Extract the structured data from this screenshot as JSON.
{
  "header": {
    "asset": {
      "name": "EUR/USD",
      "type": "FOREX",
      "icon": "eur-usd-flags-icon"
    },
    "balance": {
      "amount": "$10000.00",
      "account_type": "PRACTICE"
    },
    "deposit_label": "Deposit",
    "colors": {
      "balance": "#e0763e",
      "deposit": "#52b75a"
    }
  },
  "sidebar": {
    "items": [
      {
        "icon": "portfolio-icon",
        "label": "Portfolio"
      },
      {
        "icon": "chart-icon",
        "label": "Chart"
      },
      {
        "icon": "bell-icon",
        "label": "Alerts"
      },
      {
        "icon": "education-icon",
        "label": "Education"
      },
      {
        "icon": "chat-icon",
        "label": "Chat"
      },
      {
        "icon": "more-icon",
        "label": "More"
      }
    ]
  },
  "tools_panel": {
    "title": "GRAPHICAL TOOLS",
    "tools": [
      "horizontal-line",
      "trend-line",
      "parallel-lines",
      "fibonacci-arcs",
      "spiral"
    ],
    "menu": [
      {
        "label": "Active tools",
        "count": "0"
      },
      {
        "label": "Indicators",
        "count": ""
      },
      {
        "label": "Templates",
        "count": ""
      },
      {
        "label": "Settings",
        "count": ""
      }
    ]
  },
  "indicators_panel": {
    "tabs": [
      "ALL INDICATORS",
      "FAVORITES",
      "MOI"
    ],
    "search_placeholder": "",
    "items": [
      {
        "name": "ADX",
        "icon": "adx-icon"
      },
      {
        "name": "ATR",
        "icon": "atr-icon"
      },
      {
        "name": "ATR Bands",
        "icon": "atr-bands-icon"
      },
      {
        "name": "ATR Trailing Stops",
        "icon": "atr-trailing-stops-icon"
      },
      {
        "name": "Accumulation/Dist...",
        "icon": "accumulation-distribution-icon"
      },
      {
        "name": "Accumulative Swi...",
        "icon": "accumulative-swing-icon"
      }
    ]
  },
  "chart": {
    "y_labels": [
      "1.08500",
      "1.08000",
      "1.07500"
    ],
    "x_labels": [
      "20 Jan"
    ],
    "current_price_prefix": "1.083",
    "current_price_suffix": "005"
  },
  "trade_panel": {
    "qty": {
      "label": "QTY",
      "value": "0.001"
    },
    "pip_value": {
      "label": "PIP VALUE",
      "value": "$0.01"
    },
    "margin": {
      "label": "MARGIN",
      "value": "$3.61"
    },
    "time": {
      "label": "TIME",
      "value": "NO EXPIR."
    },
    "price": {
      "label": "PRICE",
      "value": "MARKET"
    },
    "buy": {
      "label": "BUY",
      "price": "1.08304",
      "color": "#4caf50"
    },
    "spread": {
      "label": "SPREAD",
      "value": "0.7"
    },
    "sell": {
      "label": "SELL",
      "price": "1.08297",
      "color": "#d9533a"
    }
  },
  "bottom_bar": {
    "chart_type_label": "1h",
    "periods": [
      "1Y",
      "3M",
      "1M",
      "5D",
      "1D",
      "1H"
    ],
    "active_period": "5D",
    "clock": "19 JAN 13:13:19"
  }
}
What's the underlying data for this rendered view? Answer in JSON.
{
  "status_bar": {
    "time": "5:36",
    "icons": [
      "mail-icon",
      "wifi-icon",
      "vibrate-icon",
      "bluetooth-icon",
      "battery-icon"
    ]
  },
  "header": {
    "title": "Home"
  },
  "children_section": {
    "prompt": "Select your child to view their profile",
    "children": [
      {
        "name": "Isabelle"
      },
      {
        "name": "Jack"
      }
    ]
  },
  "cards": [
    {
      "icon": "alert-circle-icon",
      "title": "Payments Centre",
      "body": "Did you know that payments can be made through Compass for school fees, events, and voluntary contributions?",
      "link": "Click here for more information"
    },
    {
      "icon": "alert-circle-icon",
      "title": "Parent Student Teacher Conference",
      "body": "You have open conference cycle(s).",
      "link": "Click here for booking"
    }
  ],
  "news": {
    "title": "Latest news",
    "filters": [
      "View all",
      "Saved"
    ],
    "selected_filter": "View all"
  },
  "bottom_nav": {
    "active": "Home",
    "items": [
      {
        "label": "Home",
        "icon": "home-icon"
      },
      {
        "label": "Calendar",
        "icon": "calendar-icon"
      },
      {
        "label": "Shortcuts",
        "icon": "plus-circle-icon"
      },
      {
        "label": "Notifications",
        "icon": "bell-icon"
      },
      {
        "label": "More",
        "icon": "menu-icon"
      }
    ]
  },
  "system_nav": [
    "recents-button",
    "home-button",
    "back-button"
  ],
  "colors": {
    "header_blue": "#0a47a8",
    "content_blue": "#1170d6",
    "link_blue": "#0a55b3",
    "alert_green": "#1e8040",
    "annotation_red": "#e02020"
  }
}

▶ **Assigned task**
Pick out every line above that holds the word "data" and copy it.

▶ **Output**
Extract the structured data from this screenshot as JSON.
What's the underlying data for this rendered view? Answer in JSON.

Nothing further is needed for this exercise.